====== Data provided ======
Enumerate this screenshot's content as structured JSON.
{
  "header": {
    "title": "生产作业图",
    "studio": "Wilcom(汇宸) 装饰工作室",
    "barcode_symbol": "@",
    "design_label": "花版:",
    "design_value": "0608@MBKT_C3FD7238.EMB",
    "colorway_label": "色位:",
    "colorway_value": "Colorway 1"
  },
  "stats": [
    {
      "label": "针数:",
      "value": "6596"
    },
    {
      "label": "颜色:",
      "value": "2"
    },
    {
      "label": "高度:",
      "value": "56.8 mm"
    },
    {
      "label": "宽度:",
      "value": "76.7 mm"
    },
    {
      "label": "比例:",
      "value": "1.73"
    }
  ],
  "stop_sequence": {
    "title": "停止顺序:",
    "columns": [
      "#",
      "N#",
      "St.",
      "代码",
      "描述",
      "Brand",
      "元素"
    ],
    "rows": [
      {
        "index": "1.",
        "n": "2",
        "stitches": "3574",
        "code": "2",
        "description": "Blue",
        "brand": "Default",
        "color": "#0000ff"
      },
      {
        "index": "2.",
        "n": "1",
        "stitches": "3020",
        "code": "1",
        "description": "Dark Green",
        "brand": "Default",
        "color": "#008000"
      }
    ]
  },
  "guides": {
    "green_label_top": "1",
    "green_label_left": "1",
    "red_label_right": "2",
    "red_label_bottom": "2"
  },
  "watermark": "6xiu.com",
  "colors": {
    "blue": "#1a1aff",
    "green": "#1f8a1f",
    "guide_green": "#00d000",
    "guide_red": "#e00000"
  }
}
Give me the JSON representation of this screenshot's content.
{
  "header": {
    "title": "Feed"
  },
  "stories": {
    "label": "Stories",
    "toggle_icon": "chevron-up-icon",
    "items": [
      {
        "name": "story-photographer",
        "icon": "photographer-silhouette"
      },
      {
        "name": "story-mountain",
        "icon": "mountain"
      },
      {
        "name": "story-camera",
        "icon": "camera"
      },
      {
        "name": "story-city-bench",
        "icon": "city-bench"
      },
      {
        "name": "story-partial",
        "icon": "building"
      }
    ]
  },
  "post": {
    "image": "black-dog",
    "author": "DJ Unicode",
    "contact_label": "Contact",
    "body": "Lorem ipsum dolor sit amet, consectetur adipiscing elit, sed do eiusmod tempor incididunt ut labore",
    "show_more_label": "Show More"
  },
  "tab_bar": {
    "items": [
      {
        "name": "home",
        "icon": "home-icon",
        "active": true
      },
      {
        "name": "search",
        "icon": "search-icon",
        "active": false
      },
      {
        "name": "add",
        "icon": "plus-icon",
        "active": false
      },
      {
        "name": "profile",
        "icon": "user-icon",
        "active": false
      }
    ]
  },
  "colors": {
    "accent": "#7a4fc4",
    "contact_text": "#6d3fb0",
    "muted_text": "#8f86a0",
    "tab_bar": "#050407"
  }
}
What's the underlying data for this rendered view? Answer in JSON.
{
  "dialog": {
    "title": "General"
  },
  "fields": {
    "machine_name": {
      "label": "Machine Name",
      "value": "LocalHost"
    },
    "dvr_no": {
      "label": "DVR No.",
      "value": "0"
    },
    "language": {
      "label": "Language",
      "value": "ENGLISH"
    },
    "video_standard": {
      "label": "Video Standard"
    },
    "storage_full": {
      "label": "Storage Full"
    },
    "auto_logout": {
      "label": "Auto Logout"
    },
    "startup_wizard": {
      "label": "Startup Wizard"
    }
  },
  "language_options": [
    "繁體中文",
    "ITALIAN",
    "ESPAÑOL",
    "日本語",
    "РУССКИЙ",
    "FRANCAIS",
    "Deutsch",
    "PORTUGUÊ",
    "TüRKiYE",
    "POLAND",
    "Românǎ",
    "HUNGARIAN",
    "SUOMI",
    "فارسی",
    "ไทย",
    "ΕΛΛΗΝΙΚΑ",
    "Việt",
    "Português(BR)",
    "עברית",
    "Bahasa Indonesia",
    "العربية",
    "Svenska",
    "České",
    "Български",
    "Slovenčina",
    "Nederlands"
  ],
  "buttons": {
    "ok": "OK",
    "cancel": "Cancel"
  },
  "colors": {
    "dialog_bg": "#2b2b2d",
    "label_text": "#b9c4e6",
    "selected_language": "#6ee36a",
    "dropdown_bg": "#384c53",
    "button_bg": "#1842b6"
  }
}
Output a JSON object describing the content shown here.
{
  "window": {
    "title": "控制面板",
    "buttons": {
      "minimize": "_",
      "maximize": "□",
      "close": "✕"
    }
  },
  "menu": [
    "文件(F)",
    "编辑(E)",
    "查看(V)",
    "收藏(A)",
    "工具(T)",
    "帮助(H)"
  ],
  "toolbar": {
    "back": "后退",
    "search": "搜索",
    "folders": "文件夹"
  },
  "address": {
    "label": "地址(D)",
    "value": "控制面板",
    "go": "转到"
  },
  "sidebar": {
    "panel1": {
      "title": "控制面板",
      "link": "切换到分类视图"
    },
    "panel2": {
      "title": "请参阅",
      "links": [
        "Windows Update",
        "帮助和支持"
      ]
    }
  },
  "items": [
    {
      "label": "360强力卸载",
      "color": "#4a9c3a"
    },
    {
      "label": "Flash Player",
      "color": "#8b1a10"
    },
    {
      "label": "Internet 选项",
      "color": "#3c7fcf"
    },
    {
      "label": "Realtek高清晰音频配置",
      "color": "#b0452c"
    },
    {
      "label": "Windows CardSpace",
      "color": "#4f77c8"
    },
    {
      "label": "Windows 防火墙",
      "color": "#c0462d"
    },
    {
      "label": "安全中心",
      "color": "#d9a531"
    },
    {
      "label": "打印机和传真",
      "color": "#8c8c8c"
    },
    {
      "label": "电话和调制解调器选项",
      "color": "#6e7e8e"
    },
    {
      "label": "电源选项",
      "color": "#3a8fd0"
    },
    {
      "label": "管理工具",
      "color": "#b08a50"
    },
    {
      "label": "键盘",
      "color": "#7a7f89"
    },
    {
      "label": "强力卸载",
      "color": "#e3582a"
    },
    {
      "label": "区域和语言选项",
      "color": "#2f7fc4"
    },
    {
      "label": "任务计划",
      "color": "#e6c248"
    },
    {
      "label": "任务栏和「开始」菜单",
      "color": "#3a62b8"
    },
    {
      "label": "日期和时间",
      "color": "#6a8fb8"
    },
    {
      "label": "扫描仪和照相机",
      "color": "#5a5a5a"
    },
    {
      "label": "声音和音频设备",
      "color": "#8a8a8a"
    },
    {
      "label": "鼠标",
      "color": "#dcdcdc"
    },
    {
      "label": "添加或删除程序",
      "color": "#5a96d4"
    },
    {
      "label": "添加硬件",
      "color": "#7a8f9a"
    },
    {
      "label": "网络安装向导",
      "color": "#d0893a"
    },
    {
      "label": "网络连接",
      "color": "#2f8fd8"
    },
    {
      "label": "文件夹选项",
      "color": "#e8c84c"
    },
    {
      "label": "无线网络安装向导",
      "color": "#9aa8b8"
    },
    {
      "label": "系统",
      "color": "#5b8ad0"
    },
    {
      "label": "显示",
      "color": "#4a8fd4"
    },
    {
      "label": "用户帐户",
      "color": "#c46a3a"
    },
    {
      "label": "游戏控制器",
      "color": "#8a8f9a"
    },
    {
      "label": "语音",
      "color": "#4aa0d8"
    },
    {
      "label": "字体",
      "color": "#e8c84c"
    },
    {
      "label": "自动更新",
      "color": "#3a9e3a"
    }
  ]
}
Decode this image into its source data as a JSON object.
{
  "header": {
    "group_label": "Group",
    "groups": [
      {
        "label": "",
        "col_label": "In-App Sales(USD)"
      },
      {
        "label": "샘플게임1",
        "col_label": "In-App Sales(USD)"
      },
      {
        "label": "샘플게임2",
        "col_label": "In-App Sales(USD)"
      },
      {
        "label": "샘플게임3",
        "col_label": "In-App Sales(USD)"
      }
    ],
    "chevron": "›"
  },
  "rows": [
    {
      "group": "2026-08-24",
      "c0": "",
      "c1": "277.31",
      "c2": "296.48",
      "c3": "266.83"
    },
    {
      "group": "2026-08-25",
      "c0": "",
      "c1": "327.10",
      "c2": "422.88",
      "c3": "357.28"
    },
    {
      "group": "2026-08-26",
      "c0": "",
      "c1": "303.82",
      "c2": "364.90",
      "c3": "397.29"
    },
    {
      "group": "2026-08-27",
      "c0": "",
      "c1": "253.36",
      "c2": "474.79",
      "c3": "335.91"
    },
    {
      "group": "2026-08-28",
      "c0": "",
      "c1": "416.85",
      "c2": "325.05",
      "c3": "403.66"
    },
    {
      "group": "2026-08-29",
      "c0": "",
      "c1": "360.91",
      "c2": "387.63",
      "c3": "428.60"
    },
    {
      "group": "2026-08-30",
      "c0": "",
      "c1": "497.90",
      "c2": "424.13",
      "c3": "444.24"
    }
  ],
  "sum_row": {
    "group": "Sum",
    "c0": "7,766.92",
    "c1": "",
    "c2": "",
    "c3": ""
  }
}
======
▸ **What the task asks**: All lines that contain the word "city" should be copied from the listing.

▸ **Written answer**:
        "name": "story-city-bench",
        "icon": "city-bench"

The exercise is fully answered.